Published on March 12th, 2014 | by Oliver Pelling
A life on the road: Chuck Ragan
Read time: a bit over 3 minutes
Chuck Ragan is a modern folk hero. Having fronted seminal punk band, Hot Water Music, for the best part of two decades, he’s primed to release his fourth solo record ‘pon the world this month.
Chuck lives in the stunning foothills of Lake Tahoe, Northern California and his been on the road since his first overseas tour with HWM back in 1997. Because he’s such a well-travelled guy, we thought we’d give him a call a couple of weeks before his North American Till Midnight tour to talk travel.
Chuck, what are your first memories of travelling?
“I was touring with my mother, who’s an entertainer and performer, from as early on as I can remember. My brother and I toured with her practically before we could walk. It’s been non-stop. Travelling’s where we came from, and where we are.”
What exactly did your mother do?
“She’s got a very interesting occupation – she’s a ventriloquist, a singer and a comedian. She travels in the field of evangelism, so she goes to a lot of churches, prisons, missions – and it’s all she’s ever done. She started when she was 14-years-old, she she’s still working right now. She’s on the road right now.”
How do you think that kind of exposure affected you?
“It wasn’t until I was growing older and I was kind of looking at my mum and started thinking, ‘Y’know what? I’m doing exactly what she’s doing, just in a different field.’ A lot of what I’ve learned about travel, work ethic and how to treat people around you, came from her.”
Do you recall the first time you went overseas?
“My first experience of going overseas with my friends, not with my parents, was in the late ‘90s with Hot Water Music. The show was in this tiny little east-German town, called Rosemount. It was a very cool and hospitable, but kind of a dive, youth centre. And it was unbelievable.”
What is it about travel, or the act of moving, that makes it such an inspiring undertaking?
“It’s the stimulation. It’s the foreign inspiration. It’s easy for all of us to get used to our surroundings and fall into repetitive schedules. Humans love the extremes – we love to be comfortable and have things at our fingertips, or we love to be constantly surprised. We like to be scared, shocked or stimulated.’
“When travelling, that stuff’s around you constantly.

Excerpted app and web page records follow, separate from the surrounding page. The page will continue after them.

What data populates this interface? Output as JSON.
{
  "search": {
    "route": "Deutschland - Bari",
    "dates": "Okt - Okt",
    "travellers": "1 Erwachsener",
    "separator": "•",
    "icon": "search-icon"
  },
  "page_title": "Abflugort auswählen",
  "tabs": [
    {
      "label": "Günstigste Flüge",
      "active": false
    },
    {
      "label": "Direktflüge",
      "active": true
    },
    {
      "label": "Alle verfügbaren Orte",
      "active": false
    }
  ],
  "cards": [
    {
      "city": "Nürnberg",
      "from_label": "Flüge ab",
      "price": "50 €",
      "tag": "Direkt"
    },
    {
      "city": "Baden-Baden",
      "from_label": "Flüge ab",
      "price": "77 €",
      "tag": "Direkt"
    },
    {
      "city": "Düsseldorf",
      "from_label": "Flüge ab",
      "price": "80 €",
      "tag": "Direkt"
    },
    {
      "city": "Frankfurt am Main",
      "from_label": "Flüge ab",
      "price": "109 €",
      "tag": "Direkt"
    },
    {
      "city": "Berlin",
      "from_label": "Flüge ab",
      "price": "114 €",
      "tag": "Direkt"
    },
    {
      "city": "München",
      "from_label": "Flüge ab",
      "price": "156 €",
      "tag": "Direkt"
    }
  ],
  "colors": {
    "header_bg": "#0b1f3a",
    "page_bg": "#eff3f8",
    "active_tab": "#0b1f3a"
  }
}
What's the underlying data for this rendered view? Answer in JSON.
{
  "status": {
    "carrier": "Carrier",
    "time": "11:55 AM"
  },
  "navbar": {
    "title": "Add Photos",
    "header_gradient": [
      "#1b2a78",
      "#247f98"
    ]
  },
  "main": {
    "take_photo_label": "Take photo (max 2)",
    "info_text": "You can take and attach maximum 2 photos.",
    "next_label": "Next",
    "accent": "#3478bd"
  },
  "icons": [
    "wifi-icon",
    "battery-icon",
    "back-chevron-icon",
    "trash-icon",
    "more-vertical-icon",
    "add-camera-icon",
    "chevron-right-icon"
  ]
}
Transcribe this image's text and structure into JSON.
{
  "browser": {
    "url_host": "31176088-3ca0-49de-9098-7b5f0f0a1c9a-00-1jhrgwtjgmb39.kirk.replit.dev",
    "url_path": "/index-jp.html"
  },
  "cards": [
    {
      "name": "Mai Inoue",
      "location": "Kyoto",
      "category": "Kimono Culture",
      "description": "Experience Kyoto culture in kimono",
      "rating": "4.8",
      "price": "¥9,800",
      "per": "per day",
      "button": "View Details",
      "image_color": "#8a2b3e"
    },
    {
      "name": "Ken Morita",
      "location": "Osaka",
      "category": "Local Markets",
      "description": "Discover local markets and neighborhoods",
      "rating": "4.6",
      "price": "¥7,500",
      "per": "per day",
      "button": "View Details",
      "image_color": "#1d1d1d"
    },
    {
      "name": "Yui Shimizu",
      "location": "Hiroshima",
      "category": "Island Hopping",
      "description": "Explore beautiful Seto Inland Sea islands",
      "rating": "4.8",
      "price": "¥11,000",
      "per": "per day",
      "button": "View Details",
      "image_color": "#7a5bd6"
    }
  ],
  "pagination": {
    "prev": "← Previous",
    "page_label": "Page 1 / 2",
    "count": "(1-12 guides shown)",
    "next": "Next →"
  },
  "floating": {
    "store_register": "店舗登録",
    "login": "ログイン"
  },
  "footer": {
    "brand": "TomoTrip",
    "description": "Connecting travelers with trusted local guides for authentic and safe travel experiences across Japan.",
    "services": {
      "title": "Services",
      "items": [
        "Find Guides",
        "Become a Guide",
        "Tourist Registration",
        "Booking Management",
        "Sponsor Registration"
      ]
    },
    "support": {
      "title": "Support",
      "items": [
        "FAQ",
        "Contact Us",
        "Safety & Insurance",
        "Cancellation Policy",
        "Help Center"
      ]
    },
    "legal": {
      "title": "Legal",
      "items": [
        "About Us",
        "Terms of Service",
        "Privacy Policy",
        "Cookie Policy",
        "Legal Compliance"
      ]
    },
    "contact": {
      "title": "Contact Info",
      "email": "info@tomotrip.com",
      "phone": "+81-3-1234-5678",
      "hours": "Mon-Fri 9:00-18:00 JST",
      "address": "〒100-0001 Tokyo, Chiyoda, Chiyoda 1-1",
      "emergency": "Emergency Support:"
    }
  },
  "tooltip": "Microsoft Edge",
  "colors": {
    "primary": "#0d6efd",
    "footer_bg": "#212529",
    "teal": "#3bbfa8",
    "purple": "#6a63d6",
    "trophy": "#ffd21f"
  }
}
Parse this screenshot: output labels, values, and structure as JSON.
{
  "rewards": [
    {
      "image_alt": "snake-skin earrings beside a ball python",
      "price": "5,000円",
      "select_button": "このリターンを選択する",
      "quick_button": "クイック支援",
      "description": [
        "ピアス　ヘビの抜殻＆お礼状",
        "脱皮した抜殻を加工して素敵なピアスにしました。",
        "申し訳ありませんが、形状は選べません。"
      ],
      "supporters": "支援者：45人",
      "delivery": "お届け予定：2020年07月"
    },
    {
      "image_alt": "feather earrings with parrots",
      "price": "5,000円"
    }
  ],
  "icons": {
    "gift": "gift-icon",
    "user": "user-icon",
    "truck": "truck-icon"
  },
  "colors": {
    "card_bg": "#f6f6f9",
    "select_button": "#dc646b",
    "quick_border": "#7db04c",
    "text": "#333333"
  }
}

Travelling is simply sensory overload. There’s so much going on, there are so many possibilities. You never know what’s going to drive you, or inspire you, or make you angry – you never know. It’s that constant simulation jump-starts our brain and keeps it moving at the same time.”
Do you have any idea how many countries you’ve visited?
Compared to the world as we know it, I’ve only seen a fraction of it. In the touring circuit, there are only specific regions where most artists or bands frequent. That’s North America, Europe, Scandinavia, the UK, Australia, New Zealand and Asia and South America every once in a while. For me, normally, it’s usually Canada, America, Europe and Australia.
When you’re not touring as a musician, how do you relax?
“Paradise, to me, may just drive other people mad. I don’t mind being in the rain or the ice, or the snow, as long as I have the right gear. I wake up most mornings at 4.30, feed the dogs, and we’re off doing something. To me, it’s hugely important to disconnect and to be honest, I don’t do it often enough.”
What prevents you from disconnecting?
“I’ve kinda fallen prey to this whole new age of Instagram and Twitter – where you’re more or less selling yourself in some weird way. I’ve gone back and I’ve battled with it many times.”
How do you think we can get away from that?
“I think it’s important to slow down and disconnect, and to not always have that phone in your pocket if you can stand it. I’ve caught myself out on the lake, out on my boat, where I’m looking at the most gorgeous sunset I’ve ever seen and I reach for my phone to take a photo of it. I catch myself and I’m like, ‘What are you doing man?!’. Not everything is meant to be broadcast around the world. It’s OK to keep things to yourself sometimes.”